Try reproducing the bug on the following pages:

  1. This page, but without a sandbox CSP directive
  2. This page’s canonical location.
  3. My homepage
  4. This page, but with an empty sandbox directive

Note the following:

  • If you can reproduce the bug on all four pages: the offending directives include a fetch directive.

  • If you can reproduce the bug on all pages except the third or fourth: the offending directive is probably a sandbox directive’s allow-scripts or allow-same-origin parameter, respectively.

  • If you can reproduce the bug on the second page but cannot reproduce the bug on the first page, a different missing sandbox parameter is probably the culprit.

  • If you can only reproduce the bug on my 404 page: the offending directive is sandbox without allow-same-origin.

Other places to test

Here are some more sites with very strict CSPs containing sandbox directives:

If you feel the need to regularly test a specific CSP, I recommend using netcat. In a UNIX-like environment, save this to an executable file and run it:


set -e -u

while true; do echo "\
HTTP/1.1 200 OK
Content-Type: text/html;charset=UTF-8
Content-Security-Policy: default-src 'none'; frame-ancestors 'none'; base-uri 'none'; form-action 'none'; upgrade-insecure-requests; sandbox

<!DOCTYPE html>
" | nc -l 8000; done

You’ll get a plain page with the specified CSP on port 8000. Edit as you see fit.

Sample elements

The following sections contain demos to see what breaks under a restrictive CSP.

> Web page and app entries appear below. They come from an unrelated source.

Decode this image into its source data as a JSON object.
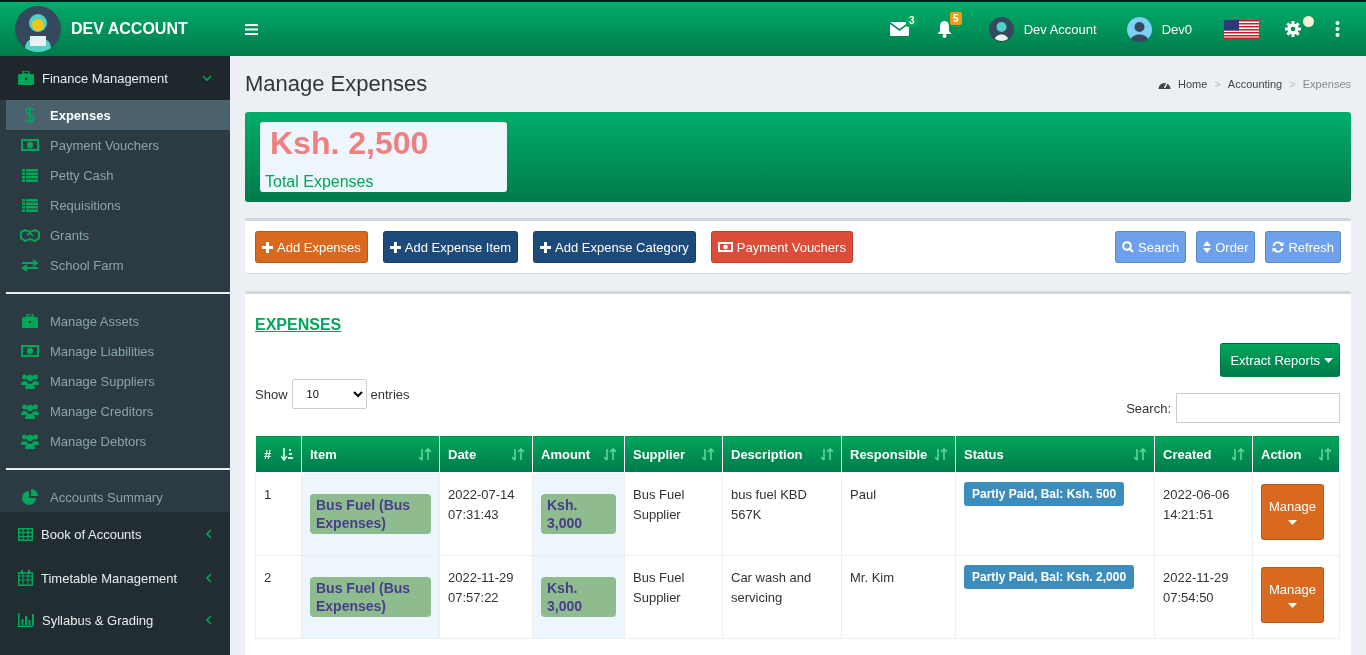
{
  "header": {
    "brand": "DEV ACCOUNT",
    "notifications": [
      {
        "count": "3",
        "color": "#00a65a"
      },
      {
        "count": "5",
        "color": "#f39c12"
      }
    ],
    "users": [
      "Dev Account",
      "Dev0"
    ]
  },
  "sidebar": {
    "menus": [
      {
        "label": "Finance Management",
        "expanded": true,
        "groups": [
          [
            {
              "label": "Expenses",
              "selected": true
            },
            {
              "label": "Payment Vouchers",
              "selected": false
            },
            {
              "label": "Petty Cash",
              "selected": false
            },
            {
              "label": "Requisitions",
              "selected": false
            },
            {
              "label": "Grants",
              "selected": false
            },
            {
              "label": "School Farm",
              "selected": false
            }
          ],
          [
            {
              "label": "Manage Assets",
              "selected": false
            },
            {
              "label": "Manage Liabilities",
              "selected": false
            },
            {
              "label": "Manage Suppliers",
              "selected": false
            },
            {
              "label": "Manage Creditors",
              "selected": false
            },
            {
              "label": "Manage Debtors",
              "selected": false
            }
          ],
          [
            {
              "label": "Accounts Summary",
              "selected": false
            }
          ]
        ]
      },
      {
        "label": "Book of Accounts",
        "expanded": false
      },
      {
        "label": "Timetable Management",
        "expanded": false
      },
      {
        "label": "Syllabus & Grading",
        "expanded": false
      }
    ]
  },
  "page": {
    "title": "Manage Expenses",
    "breadcrumb": {
      "separator": ">",
      "items": [
        {
          "label": "Home",
          "selected": false
        },
        {
          "label": "Accounting",
          "selected": false
        },
        {
          "label": "Expenses",
          "selected": true
        }
      ]
    }
  },
  "stat": {
    "value": "Ksh. 2,500",
    "label": "Total Expenses"
  },
  "toolbar": {
    "left": [
      {
        "label": "Add Expenses",
        "color": "#d9691f"
      },
      {
        "label": "Add Expense Item",
        "color": "#1e4a7a"
      },
      {
        "label": "Add Expense Category",
        "color": "#1e4a7a"
      },
      {
        "label": "Payment Vouchers",
        "color": "#dd4b39"
      }
    ],
    "right": [
      {
        "label": "Search",
        "color": "#6ea0ec"
      },
      {
        "label": "Order",
        "color": "#6ea0ec"
      },
      {
        "label": "Refresh",
        "color": "#6ea0ec"
      }
    ]
  },
  "table_section": {
    "title": "EXPENSES",
    "extract_button": "Extract Reports",
    "show_label": "Show",
    "entries_value": "10",
    "entries_label": "entries",
    "search_label": "Search:",
    "columns": [
      {
        "label": "#",
        "sorted": true,
        "shaded": false
      },
      {
        "label": "Item",
        "sorted": false,
        "shaded": true
      },
      {
        "label": "Date",
        "sorted": false,
        "shaded": false
      },
      {
        "label": "Amount",
        "sorted": false,
        "shaded": true
      },
      {
        "label": "Supplier",
        "sorted": false,
        "shaded": false
      },
      {
        "label": "Description",
        "sorted": false,
        "shaded": false
      },
      {
        "label": "Responsible",
        "sorted": false,
        "shaded": false
      },
      {
        "label": "Status",
        "sorted": false,
        "shaded": false
      },
      {
        "label": "Created",
        "sorted": false,
        "shaded": false
      },
      {
        "label": "Action",
        "sorted": false,
        "shaded": false
      }
    ],
    "rows": [
      {
        "number": "1",
        "item": "Bus Fuel (Bus Expenses)",
        "date": "2022-07-14 07:31:43",
        "amount": "Ksh. 3,000",
        "supplier": "Bus Fuel Supplier",
        "description": "bus fuel KBD 567K",
        "responsible": "Paul",
        "status": {
          "text": "Partly Paid, Bal: Ksh. 500",
          "color": "#3c8dbc"
        },
        "created": "2022-06-06 14:21:51",
        "action": "Manage"
      },
      {
        "number": "2",
        "item": "Bus Fuel (Bus Expenses)",
        "date": "2022-11-29 07:57:22",
        "amount": "Ksh. 3,000",
        "supplier": "Bus Fuel Supplier",
        "description": "Car wash and servicing",
        "responsible": "Mr. Kim",
        "status": {
          "text": "Partly Paid, Bal: Ksh. 2,000",
          "color": "#3c8dbc"
        },
        "created": "2022-11-29 07:54:50",
        "action": "Manage"
      }
    ]
  }
}
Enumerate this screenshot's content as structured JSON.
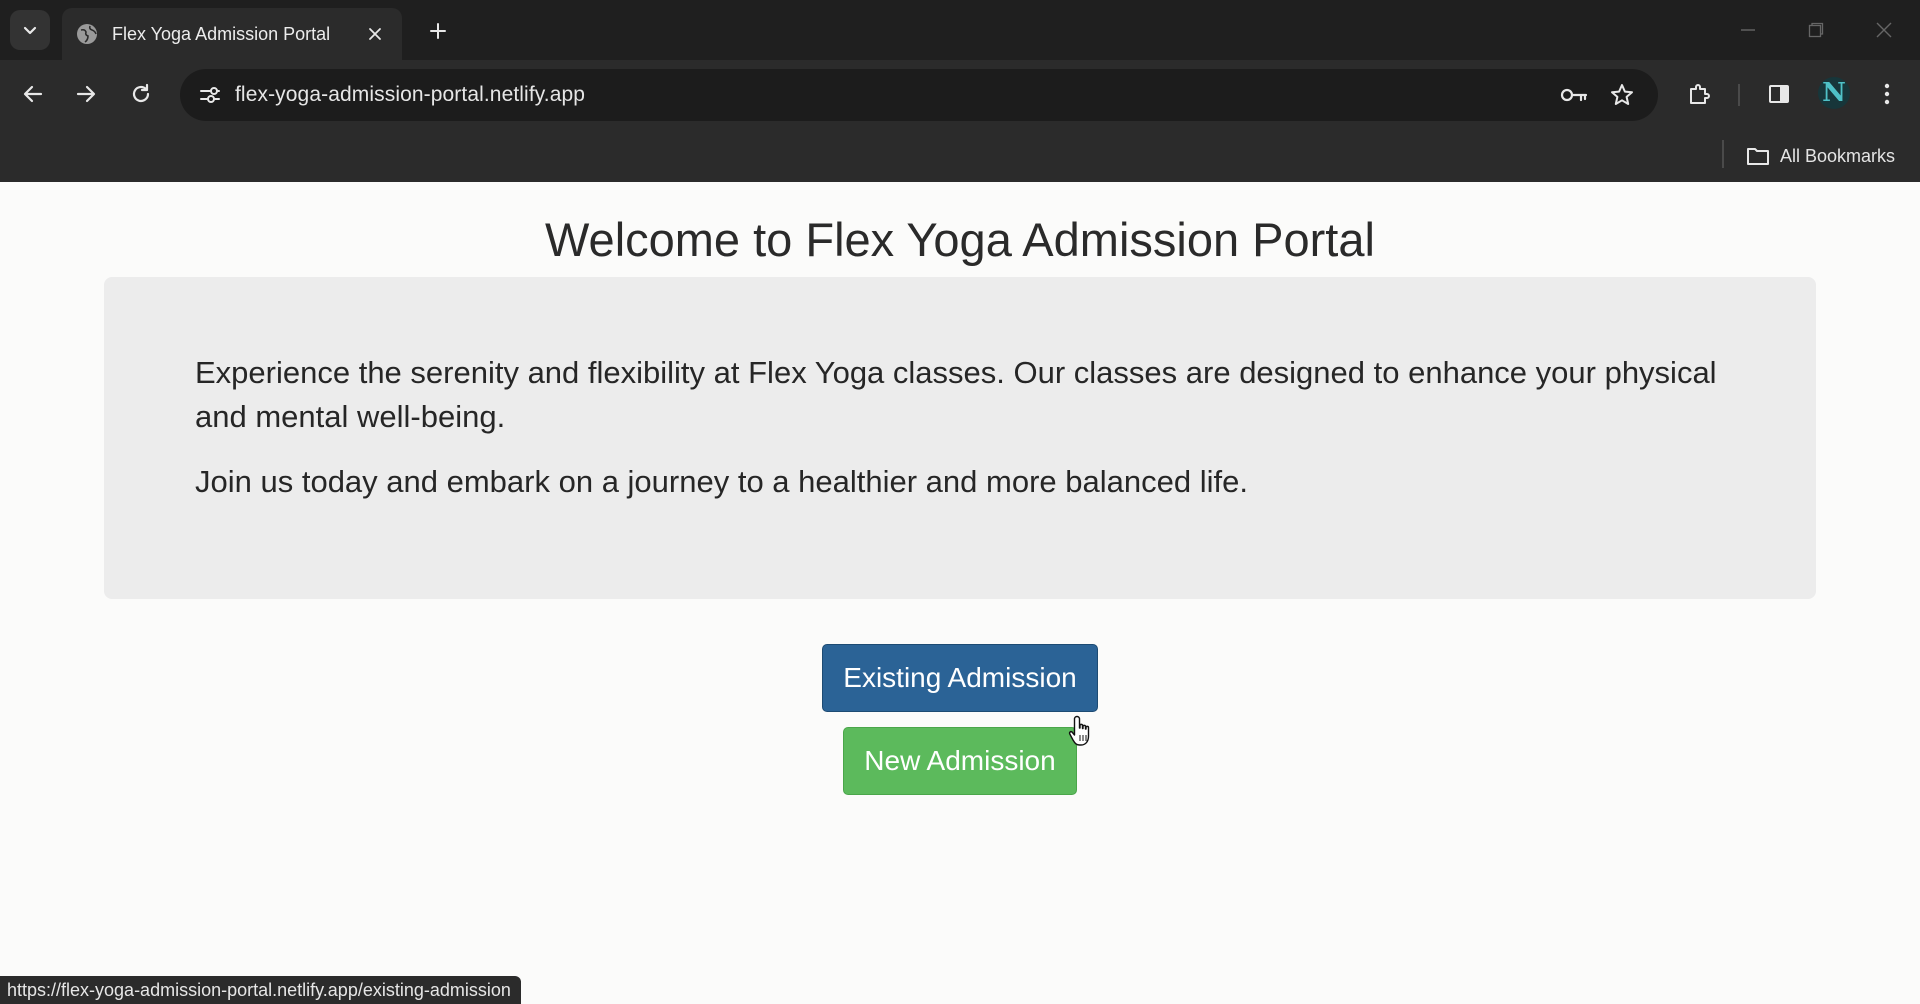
{
  "browser": {
    "tab": {
      "title": "Flex Yoga Admission Portal"
    },
    "address_bar": {
      "url": "flex-yoga-admission-portal.netlify.app"
    },
    "bookmarks_bar": {
      "all_bookmarks_label": "All Bookmarks"
    },
    "profile_initial": "N",
    "status_url": "https://flex-yoga-admission-portal.netlify.app/existing-admission"
  },
  "page": {
    "title": "Welcome to Flex Yoga Admission Portal",
    "intro_paragraph_1": "Experience the serenity and flexibility at Flex Yoga classes. Our classes are designed to enhance your physical and mental well-being.",
    "intro_paragraph_2": "Join us today and embark on a journey to a healthier and more balanced life.",
    "buttons": {
      "existing_admission": "Existing Admission",
      "new_admission": "New Admission"
    }
  },
  "colors": {
    "existing_button": "#2b6396",
    "new_button": "#5cba5c",
    "panel_background": "#ececec",
    "browser_frame": "#2b2b2b"
  },
  "icons": [
    "tab-search-icon",
    "globe-icon",
    "close-icon",
    "plus-icon",
    "minimize-icon",
    "restore-icon",
    "back-arrow-icon",
    "forward-arrow-icon",
    "reload-icon",
    "site-settings-icon",
    "password-key-icon",
    "star-icon",
    "extensions-puzzle-icon",
    "side-panel-icon",
    "kebab-menu-icon",
    "folder-icon",
    "hand-pointer-cursor-icon"
  ]
}
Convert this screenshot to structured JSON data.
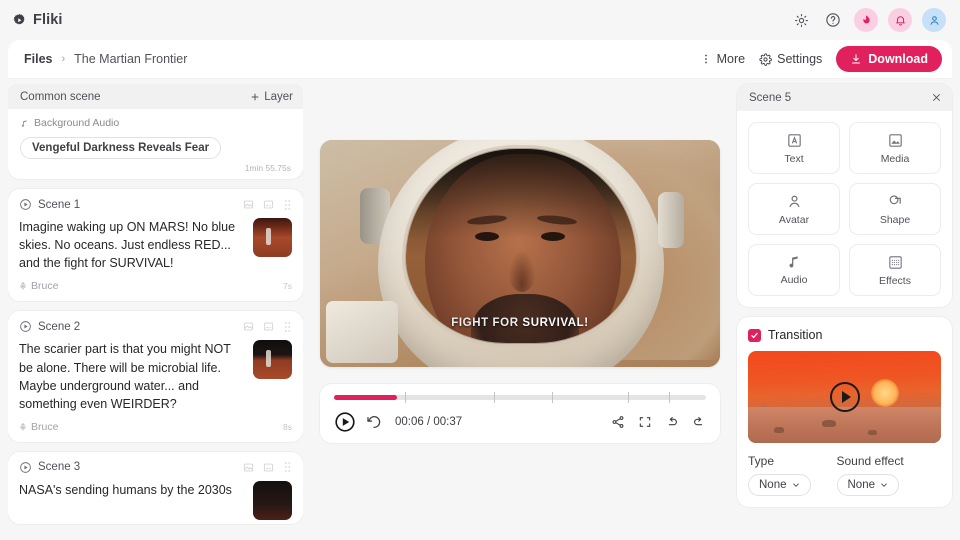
{
  "app": {
    "name": "Fliki",
    "logo_icon": "fliki-gear-play-logo"
  },
  "topbar": {
    "icons": [
      {
        "name": "theme-sun-icon",
        "label": ""
      },
      {
        "name": "help-circle-icon",
        "label": ""
      },
      {
        "name": "flame-icon",
        "label": ""
      },
      {
        "name": "bell-icon",
        "label": ""
      },
      {
        "name": "user-avatar-icon",
        "label": ""
      }
    ]
  },
  "filebar": {
    "crumb_root": "Files",
    "crumb_separator": "›",
    "crumb_current": "The Martian Frontier",
    "more_label": "More",
    "more_icon": "kebab-menu-icon",
    "settings_label": "Settings",
    "settings_icon": "gear-icon",
    "download_label": "Download",
    "download_icon": "download-icon",
    "download_color": "#e0215e"
  },
  "common_scene": {
    "title": "Common scene",
    "add_layer_label": "Layer",
    "add_layer_icon": "plus-icon",
    "background_audio_label": "Background Audio",
    "background_audio_icon": "music-note-icon",
    "track_chip": "Vengeful Darkness Reveals Fear",
    "duration": "1min 55.75s"
  },
  "scenes": [
    {
      "label": "Scene 1",
      "play_icon": "play-circle-icon",
      "tools": [
        "image-icon",
        "subtitle-icon",
        "drag-handle-icon"
      ],
      "text": "Imagine waking up ON MARS! No blue skies. No oceans. Just endless RED... and the fight for SURVIVAL!",
      "voice_icon": "microphone-icon",
      "voice": "Bruce",
      "duration": "7s",
      "thumb_class": "thumb-a"
    },
    {
      "label": "Scene 2",
      "play_icon": "play-circle-icon",
      "tools": [
        "image-icon",
        "subtitle-icon",
        "drag-handle-icon"
      ],
      "text": "The scarier part is that you might NOT be alone. There will be microbial life. Maybe underground water... and something even WEIRDER?",
      "voice_icon": "microphone-icon",
      "voice": "Bruce",
      "duration": "8s",
      "thumb_class": "thumb-b"
    },
    {
      "label": "Scene 3",
      "play_icon": "play-circle-icon",
      "tools": [
        "image-icon",
        "subtitle-icon",
        "drag-handle-icon"
      ],
      "text": "NASA's sending humans by the 2030s",
      "voice_icon": "microphone-icon",
      "voice": "",
      "duration": "",
      "thumb_class": "thumb-c"
    }
  ],
  "preview": {
    "caption_dim": "FIGHT FOR",
    "caption_highlight": "SURVIVAL!"
  },
  "player": {
    "current_time": "00:06",
    "separator": "/",
    "total_time": "00:37",
    "time_display": "00:06 / 00:37",
    "progress_percent": 17,
    "tick_positions": [
      19,
      43,
      58.5,
      79,
      90
    ],
    "play_icon": "play-circle-icon",
    "replay_icon": "replay-icon",
    "share_icon": "share-icon",
    "fullscreen_icon": "fullscreen-icon",
    "undo_icon": "undo-icon",
    "redo_icon": "redo-icon",
    "accent_color": "#e0215e"
  },
  "right_panel": {
    "title": "Scene 5",
    "close_icon": "close-icon",
    "tiles": [
      {
        "label": "Text",
        "icon": "text-box-icon"
      },
      {
        "label": "Media",
        "icon": "image-icon"
      },
      {
        "label": "Avatar",
        "icon": "avatar-person-icon"
      },
      {
        "label": "Shape",
        "icon": "shape-icon"
      },
      {
        "label": "Audio",
        "icon": "music-note-icon"
      },
      {
        "label": "Effects",
        "icon": "effects-grid-icon"
      }
    ],
    "transition": {
      "label": "Transition",
      "checked": true,
      "checkbox_color": "#e0215e",
      "preview_play_icon": "play-circle-icon",
      "type_label": "Type",
      "type_value": "None",
      "sound_label": "Sound effect",
      "sound_value": "None",
      "chevron_icon": "chevron-down-icon"
    }
  }
}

An audio element

I’m adding an <audio> element to demonstrate how a sandbox directive breaks WebKit’s media controls. See WebKit bug 237281 for more information.

Eloquence sample audio

Download audio file eloquence.mp3

Just a random audio sample I had lying around. It’s a recording of the “Eloquence” speech synthesizer reading text from another page on this site. It has a Cross-Origin Resource Policy of same-origin.

Toggle audio transcript
Audio transcript
My primary focus is inclusive design. Specifically, I focus on supporting underrepresented ways to read a page. Not all users load a page in a common web-browser and navigate effortlessly with their eyes and hands. Authors often neglect people who read through accessibility tools, tiny viewports, machine translators, “reading mode” implementations, the Tor network, printouts, hostile networks, and uncommon browsers, to name a few. I list more niches in the conclusion. Compatibility with so many niches sounds far more daunting than it really is: if you only selectively override browser defaults and use plain-old, semantic HTML (POSH), you’ve done half of the work already.

Bugs filed

Let me know if this page helped you discover any new bugs! Here are some bugs that my site has already uncovered:

Bugs I have yet to file:

  • Several mobile browsers failing to initialize Reader Mode
  • Firefox for iOS failing to perform find-in-page.


  1. I removed upgrade-insecure-requests so that my Tor onion service could have the same CSP as this page. The onion service does not support TLS: TLS on onion services is redundant, and no certificate authority offers free .onion certificates.